"""

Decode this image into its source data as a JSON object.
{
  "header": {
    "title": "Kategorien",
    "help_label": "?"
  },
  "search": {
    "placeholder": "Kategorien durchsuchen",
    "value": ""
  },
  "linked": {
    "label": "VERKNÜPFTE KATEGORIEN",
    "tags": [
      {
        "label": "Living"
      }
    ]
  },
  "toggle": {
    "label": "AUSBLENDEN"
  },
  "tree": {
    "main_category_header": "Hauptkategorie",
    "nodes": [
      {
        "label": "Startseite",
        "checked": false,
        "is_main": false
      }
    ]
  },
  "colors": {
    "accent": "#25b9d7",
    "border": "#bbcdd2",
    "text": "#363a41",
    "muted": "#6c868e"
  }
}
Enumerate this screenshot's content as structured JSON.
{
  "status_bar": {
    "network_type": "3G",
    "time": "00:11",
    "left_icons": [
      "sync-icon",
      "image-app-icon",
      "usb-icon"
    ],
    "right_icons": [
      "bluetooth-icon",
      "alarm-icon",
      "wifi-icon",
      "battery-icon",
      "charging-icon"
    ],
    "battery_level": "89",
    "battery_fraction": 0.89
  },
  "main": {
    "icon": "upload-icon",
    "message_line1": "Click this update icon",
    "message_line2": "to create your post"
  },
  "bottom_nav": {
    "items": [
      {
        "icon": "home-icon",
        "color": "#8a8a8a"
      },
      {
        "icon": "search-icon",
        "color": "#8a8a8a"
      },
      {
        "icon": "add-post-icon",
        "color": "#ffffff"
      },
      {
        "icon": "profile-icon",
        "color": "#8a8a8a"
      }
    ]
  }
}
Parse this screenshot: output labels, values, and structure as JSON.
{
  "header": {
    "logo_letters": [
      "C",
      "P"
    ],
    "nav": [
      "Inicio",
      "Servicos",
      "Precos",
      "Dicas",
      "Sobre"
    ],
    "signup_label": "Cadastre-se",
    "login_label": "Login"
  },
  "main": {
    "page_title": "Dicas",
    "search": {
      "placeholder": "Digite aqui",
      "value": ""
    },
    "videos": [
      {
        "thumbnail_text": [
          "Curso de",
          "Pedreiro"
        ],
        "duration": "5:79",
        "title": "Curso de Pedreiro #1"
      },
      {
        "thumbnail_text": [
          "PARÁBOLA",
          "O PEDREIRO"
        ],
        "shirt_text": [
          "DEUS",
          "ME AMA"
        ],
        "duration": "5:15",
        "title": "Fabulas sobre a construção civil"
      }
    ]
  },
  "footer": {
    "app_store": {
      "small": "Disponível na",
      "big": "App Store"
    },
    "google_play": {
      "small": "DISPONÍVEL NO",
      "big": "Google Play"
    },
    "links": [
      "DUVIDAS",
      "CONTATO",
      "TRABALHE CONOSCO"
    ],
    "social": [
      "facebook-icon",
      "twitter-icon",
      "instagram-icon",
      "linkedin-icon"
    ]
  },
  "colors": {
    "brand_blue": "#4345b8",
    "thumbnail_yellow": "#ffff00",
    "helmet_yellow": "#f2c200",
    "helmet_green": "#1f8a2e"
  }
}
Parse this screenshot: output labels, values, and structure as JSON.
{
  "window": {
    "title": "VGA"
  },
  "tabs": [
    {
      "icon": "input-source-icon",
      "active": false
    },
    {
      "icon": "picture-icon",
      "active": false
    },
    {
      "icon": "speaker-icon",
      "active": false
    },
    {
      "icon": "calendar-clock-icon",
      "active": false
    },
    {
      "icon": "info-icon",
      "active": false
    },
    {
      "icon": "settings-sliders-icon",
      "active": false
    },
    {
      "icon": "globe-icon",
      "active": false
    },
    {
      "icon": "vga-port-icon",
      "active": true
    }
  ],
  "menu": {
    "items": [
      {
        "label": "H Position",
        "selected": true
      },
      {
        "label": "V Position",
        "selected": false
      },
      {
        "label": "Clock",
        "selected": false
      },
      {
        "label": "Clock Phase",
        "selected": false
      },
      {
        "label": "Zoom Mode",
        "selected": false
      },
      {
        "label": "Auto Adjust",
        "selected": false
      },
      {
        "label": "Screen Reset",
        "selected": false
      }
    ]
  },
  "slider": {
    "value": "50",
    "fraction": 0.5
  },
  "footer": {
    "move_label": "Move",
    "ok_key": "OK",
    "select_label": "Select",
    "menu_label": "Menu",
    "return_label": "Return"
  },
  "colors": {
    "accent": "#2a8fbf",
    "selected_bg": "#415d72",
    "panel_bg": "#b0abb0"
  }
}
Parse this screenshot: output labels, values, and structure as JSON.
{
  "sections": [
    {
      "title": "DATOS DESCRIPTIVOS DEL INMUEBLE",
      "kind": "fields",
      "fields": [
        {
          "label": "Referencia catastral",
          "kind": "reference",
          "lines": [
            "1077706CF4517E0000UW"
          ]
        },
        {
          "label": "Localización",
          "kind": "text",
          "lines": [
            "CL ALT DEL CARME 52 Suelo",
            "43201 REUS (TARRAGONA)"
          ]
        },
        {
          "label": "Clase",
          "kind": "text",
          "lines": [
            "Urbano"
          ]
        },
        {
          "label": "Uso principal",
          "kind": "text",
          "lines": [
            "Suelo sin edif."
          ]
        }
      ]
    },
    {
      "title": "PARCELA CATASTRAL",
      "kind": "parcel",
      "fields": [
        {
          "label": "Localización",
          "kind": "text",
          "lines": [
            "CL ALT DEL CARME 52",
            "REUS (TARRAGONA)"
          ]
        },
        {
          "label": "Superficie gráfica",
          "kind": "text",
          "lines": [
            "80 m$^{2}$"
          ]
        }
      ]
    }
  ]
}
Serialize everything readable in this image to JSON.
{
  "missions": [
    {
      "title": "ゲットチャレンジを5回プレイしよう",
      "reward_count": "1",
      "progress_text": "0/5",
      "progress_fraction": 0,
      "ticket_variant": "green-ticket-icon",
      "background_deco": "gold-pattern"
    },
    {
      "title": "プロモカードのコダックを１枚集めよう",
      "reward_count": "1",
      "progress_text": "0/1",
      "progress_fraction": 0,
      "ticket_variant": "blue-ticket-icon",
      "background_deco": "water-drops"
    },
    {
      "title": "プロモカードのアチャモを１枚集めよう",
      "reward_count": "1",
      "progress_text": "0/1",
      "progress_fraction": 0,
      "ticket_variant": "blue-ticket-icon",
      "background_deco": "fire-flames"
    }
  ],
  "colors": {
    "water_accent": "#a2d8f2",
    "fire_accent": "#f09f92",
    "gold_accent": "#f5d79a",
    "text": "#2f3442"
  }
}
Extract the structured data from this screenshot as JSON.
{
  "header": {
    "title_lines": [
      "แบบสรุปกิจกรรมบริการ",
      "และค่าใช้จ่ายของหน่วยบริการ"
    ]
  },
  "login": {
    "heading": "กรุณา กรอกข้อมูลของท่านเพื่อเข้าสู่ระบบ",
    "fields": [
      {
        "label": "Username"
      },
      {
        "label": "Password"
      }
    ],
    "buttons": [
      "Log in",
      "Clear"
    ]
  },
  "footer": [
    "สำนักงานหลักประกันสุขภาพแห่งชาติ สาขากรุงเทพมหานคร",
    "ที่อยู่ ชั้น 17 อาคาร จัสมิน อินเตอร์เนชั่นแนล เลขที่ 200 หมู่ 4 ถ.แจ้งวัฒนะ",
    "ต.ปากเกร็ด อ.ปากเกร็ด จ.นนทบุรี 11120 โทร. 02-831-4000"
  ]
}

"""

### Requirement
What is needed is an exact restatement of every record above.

### Response to the task
Decode this image into its source data as a JSON object.
{
  "header": {
    "title": "Kategorien",
    "help_label": "?"
  },
  "search": {
    "placeholder": "Kategorien durchsuchen",
    "value": ""
  },
  "linked": {
    "label": "VERKNÜPFTE KATEGORIEN",
    "tags": [
      {
        "label": "Living"
      }
    ]
  },
  "toggle": {
    "label": "AUSBLENDEN"
  },
  "tree": {
    "main_category_header": "Hauptkategorie",
    "nodes": [
      {
        "label": "Startseite",
        "checked": false,
        "is_main": false
      }
    ]
  },
  "colors": {
    "accent": "#25b9d7",
    "border": "#bbcdd2",
    "text": "#363a41",
    "muted": "#6c868e"
  }
}
Enumerate this screenshot's content as structured JSON.
{
  "status_bar": {
    "network_type": "3G",
    "time": "00:11",
    "left_icons": [
      "sync-icon",
      "image-app-icon",
      "usb-icon"
    ],
    "right_icons": [
      "bluetooth-icon",
      "alarm-icon",
      "wifi-icon",
      "battery-icon",
      "charging-icon"
    ],
    "battery_level": "89",
    "battery_fraction": 0.89
  },
  "main": {
    "icon": "upload-icon",
    "message_line1": "Click this update icon",
    "message_line2": "to create your post"
  },
  "bottom_nav": {
    "items": [
      {
        "icon": "home-icon",
        "color": "#8a8a8a"
      },
      {
        "icon": "search-icon",
        "color": "#8a8a8a"
      },
      {
        "icon": "add-post-icon",
        "color": "#ffffff"
      },
      {
        "icon": "profile-icon",
        "color": "#8a8a8a"
      }
    ]
  }
}
Parse this screenshot: output labels, values, and structure as JSON.
{
  "header": {
    "logo_letters": [
      "C",
      "P"
    ],
    "nav": [
      "Inicio",
      "Servicos",
      "Precos",
      "Dicas",
      "Sobre"
    ],
    "signup_label": "Cadastre-se",
    "login_label": "Login"
  },
  "main": {
    "page_title": "Dicas",
    "search": {
      "placeholder": "Digite aqui",
      "value": ""
    },
    "videos": [
      {
        "thumbnail_text": [
          "Curso de",
          "Pedreiro"
        ],
        "duration": "5:79",
        "title": "Curso de Pedreiro #1"
      },
      {
        "thumbnail_text": [
          "PARÁBOLA",
          "O PEDREIRO"
        ],
        "shirt_text": [
          "DEUS",
          "ME AMA"
        ],
        "duration": "5:15",
        "title": "Fabulas sobre a construção civil"
      }
    ]
  },
  "footer": {
    "app_store": {
      "small": "Disponível na",
      "big": "App Store"
    },
    "google_play": {
      "small": "DISPONÍVEL NO",
      "big": "Google Play"
    },
    "links": [
      "DUVIDAS",
      "CONTATO",
      "TRABALHE CONOSCO"
    ],
    "social": [
      "facebook-icon",
      "twitter-icon",
      "instagram-icon",
      "linkedin-icon"
    ]
  },
  "colors": {
    "brand_blue": "#4345b8",
    "thumbnail_yellow": "#ffff00",
    "helmet_yellow": "#f2c200",
    "helmet_green": "#1f8a2e"
  }
}
Parse this screenshot: output labels, values, and structure as JSON.
{
  "window": {
    "title": "VGA"
  },
  "tabs": [
    {
      "icon": "input-source-icon",
      "active": false
    },
    {
      "icon": "picture-icon",
      "active": false
    },
    {
      "icon": "speaker-icon",
      "active": false
    },
    {
      "icon": "calendar-clock-icon",
      "active": false
    },
    {
      "icon": "info-icon",
      "active": false
    },
    {
      "icon": "settings-sliders-icon",
      "active": false
    },
    {
      "icon": "globe-icon",
      "active": false
    },
    {
      "icon": "vga-port-icon",
      "active": true
    }
  ],
  "menu": {
    "items": [
      {
        "label": "H Position",
        "selected": true
      },
      {
        "label": "V Position",
        "selected": false
      },
      {
        "label": "Clock",
        "selected": false
      },
      {
        "label": "Clock Phase",
        "selected": false
      },
      {
        "label": "Zoom Mode",
        "selected": false
      },
      {
        "label": "Auto Adjust",
        "selected": false
      },
      {
        "label": "Screen Reset",
        "selected": false
      }
    ]
  },
  "slider": {
    "value": "50",
    "fraction": 0.5
  },
  "footer": {
    "move_label": "Move",
    "ok_key": "OK",
    "select_label": "Select",
    "menu_label": "Menu",
    "return_label": "Return"
  },
  "colors": {
    "accent": "#2a8fbf",
    "selected_bg": "#415d72",
    "panel_bg": "#b0abb0"
  }
}
Parse this screenshot: output labels, values, and structure as JSON.
{
  "sections": [
    {
      "title": "DATOS DESCRIPTIVOS DEL INMUEBLE",
      "kind": "fields",
      "fields": [
        {
          "label": "Referencia catastral",
          "kind": "reference",
          "lines": [
            "1077706CF4517E0000UW"
          ]
        },
        {
          "label": "Localización",
          "kind": "text",
          "lines": [
            "CL ALT DEL CARME 52 Suelo",
            "43201 REUS (TARRAGONA)"
          ]
        },
        {
          "label": "Clase",
          "kind": "text",
          "lines": [
            "Urbano"
          ]
        },
        {
          "label": "Uso principal",
          "kind": "text",
          "lines": [
            "Suelo sin edif."
          ]
        }
      ]
    },
    {
      "title": "PARCELA CATASTRAL",
      "kind": "parcel",
      "fields": [
        {
          "label": "Localización",
          "kind": "text",
          "lines": [
            "CL ALT DEL CARME 52",
            "REUS (TARRAGONA)"
          ]
        },
        {
          "label": "Superficie gráfica",
          "kind": "text",
          "lines": [
            "80 m$^{2}$"
          ]
        }
      ]
    }
  ]
}
Serialize everything readable in this image to JSON.
{
  "missions": [
    {
      "title": "ゲットチャレンジを5回プレイしよう",
      "reward_count": "1",
      "progress_text": "0/5",
      "progress_fraction": 0,
      "ticket_variant": "green-ticket-icon",
      "background_deco": "gold-pattern"
    },
    {
      "title": "プロモカードのコダックを１枚集めよう",
      "reward_count": "1",
      "progress_text": "0/1",
      "progress_fraction": 0,
      "ticket_variant": "blue-ticket-icon",
      "background_deco": "water-drops"
    },
    {
      "title": "プロモカードのアチャモを１枚集めよう",
      "reward_count": "1",
      "progress_text": "0/1",
      "progress_fraction": 0,
      "ticket_variant": "blue-ticket-icon",
      "background_deco": "fire-flames"
    }
  ],
  "colors": {
    "water_accent": "#a2d8f2",
    "fire_accent": "#f09f92",
    "gold_accent": "#f5d79a",
    "text": "#2f3442"
  }
}
Extract the structured data from this screenshot as JSON.
{
  "header": {
    "title_lines": [
      "แบบสรุปกิจกรรมบริการ",
      "และค่าใช้จ่ายของหน่วยบริการ"
    ]
  },
  "login": {
    "heading": "กรุณา กรอกข้อมูลของท่านเพื่อเข้าสู่ระบบ",
    "fields": [
      {
        "label": "Username"
      },
      {
        "label": "Password"
      }
    ],
    "buttons": [
      "Log in",
      "Clear"
    ]
  },
  "footer": [
    "สำนักงานหลักประกันสุขภาพแห่งชาติ สาขากรุงเทพมหานคร",
    "ที่อยู่ ชั้น 17 อาคาร จัสมิน อินเตอร์เนชั่นแนล เลขที่ 200 หมู่ 4 ถ.แจ้งวัฒนะ",
    "ต.ปากเกร็ด อ.ปากเกร็ด จ.นนทบุรี 11120 โทร. 02-831-4000"
  ]
}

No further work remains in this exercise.